--- Task inputs Enclosed Below ---

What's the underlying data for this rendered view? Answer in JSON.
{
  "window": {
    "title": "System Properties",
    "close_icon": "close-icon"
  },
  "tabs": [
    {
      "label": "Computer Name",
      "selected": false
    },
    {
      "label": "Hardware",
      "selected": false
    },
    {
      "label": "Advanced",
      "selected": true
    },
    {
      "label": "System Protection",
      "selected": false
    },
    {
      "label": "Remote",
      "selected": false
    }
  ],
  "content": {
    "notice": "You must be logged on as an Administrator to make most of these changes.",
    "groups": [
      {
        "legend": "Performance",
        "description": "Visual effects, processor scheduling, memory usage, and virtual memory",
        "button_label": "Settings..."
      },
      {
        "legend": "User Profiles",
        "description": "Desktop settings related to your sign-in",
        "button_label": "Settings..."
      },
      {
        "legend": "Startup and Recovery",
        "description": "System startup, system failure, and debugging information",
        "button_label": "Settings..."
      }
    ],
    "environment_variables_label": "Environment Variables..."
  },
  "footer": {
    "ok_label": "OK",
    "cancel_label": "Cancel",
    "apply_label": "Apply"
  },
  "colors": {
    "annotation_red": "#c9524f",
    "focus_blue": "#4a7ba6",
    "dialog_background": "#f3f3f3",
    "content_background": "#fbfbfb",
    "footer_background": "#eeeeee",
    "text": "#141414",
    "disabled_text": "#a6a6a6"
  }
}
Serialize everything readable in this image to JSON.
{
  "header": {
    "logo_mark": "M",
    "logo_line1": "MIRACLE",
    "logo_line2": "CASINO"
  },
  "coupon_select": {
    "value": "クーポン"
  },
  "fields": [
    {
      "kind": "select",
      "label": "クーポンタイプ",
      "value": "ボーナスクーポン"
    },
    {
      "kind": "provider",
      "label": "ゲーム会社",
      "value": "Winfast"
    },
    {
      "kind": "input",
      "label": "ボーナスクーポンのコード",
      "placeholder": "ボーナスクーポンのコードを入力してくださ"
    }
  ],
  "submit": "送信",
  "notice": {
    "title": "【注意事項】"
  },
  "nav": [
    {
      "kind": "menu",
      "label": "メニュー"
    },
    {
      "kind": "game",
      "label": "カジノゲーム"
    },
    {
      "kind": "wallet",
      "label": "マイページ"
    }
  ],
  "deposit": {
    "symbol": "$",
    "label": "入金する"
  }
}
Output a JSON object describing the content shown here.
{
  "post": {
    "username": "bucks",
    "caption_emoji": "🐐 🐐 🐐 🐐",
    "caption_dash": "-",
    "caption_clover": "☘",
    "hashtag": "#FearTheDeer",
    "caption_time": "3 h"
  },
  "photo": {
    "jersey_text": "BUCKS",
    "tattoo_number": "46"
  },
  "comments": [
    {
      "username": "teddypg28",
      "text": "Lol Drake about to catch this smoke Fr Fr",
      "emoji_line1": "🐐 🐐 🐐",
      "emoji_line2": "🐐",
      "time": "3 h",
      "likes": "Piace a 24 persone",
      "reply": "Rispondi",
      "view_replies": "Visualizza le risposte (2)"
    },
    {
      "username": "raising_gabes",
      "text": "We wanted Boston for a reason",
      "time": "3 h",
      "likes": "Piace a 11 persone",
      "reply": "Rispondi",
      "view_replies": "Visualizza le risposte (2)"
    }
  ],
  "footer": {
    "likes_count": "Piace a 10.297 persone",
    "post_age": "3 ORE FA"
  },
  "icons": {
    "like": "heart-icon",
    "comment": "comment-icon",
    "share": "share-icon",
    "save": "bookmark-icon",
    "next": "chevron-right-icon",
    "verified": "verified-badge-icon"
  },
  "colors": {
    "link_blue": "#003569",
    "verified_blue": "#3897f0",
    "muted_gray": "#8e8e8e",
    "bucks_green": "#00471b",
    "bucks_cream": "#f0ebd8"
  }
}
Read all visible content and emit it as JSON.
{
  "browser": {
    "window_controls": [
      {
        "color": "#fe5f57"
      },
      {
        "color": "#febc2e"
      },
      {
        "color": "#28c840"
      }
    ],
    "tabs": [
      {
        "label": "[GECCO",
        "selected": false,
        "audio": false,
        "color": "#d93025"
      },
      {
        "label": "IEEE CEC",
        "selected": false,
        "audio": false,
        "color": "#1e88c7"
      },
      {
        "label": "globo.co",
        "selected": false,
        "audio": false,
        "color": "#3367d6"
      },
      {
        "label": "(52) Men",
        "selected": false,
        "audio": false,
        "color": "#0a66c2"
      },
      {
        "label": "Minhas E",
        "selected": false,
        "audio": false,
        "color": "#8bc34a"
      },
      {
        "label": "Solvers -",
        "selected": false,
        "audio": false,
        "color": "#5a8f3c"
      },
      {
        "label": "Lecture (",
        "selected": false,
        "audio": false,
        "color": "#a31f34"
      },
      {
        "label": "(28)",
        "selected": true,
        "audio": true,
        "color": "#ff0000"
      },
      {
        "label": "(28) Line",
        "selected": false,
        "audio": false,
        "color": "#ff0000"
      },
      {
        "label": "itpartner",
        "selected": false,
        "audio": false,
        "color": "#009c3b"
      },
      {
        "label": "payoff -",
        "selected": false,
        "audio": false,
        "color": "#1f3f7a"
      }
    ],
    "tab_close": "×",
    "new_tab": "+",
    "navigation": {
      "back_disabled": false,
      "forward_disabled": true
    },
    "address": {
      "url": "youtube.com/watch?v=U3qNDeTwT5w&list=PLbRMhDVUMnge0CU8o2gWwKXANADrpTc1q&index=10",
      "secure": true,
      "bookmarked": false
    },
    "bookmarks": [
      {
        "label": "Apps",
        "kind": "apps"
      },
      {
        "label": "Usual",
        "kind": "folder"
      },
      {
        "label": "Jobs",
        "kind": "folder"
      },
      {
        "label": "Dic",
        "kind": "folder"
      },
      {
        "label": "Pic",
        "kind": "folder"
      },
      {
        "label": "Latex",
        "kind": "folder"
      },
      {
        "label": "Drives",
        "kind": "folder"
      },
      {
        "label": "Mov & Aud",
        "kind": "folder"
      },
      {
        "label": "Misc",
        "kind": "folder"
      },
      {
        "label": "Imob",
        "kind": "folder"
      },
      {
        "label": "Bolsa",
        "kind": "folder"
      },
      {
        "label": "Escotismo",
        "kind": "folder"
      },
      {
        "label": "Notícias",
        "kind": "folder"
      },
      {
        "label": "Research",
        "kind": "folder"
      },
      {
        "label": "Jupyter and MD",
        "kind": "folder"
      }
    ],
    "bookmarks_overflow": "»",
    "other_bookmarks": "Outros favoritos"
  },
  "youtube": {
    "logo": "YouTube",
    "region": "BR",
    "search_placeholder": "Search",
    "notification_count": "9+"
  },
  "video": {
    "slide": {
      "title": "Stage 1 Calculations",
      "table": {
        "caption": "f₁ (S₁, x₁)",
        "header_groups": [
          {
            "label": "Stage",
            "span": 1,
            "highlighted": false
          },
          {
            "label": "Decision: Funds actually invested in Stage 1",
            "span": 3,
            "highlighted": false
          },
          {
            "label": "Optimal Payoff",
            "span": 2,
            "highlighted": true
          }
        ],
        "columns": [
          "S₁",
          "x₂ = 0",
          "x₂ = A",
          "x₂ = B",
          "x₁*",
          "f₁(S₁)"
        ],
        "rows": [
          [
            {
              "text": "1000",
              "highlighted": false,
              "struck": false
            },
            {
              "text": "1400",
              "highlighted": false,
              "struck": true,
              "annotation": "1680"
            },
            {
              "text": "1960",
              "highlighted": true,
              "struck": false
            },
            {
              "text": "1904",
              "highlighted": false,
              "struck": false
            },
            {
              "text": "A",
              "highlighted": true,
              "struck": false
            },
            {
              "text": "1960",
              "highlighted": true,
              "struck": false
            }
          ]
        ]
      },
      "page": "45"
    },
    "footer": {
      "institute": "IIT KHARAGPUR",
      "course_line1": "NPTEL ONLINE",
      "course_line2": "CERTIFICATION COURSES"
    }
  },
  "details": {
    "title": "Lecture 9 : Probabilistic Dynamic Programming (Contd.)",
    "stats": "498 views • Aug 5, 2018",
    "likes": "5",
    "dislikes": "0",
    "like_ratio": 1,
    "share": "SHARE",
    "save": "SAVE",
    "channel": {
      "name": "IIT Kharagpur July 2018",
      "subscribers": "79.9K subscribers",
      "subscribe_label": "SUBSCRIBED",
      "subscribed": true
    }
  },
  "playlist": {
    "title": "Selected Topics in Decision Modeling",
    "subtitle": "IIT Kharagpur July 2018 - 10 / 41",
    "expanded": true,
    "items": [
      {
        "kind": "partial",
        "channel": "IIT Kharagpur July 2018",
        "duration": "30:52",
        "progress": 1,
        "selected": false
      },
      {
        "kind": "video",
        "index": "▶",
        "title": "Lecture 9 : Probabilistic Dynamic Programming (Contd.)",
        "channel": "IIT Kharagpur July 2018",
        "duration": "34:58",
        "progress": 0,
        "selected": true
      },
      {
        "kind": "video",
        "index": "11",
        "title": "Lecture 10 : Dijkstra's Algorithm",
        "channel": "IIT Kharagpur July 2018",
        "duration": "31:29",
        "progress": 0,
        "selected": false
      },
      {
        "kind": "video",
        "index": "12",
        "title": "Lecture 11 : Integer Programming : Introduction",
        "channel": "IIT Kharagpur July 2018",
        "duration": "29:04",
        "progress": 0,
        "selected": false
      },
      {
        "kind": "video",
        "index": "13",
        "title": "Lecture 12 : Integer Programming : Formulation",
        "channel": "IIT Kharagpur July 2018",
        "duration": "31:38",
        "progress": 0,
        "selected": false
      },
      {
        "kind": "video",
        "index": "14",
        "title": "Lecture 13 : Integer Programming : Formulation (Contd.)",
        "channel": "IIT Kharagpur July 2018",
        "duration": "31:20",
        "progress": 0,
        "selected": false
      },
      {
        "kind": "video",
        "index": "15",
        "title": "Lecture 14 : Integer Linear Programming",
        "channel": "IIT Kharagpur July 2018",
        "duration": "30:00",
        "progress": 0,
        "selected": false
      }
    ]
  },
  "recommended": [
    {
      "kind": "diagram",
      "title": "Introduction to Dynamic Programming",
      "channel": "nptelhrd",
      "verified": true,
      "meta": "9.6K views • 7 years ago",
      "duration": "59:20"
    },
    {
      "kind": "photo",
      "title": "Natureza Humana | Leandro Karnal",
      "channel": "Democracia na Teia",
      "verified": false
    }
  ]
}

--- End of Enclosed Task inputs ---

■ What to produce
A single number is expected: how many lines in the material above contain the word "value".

■ Answer area
3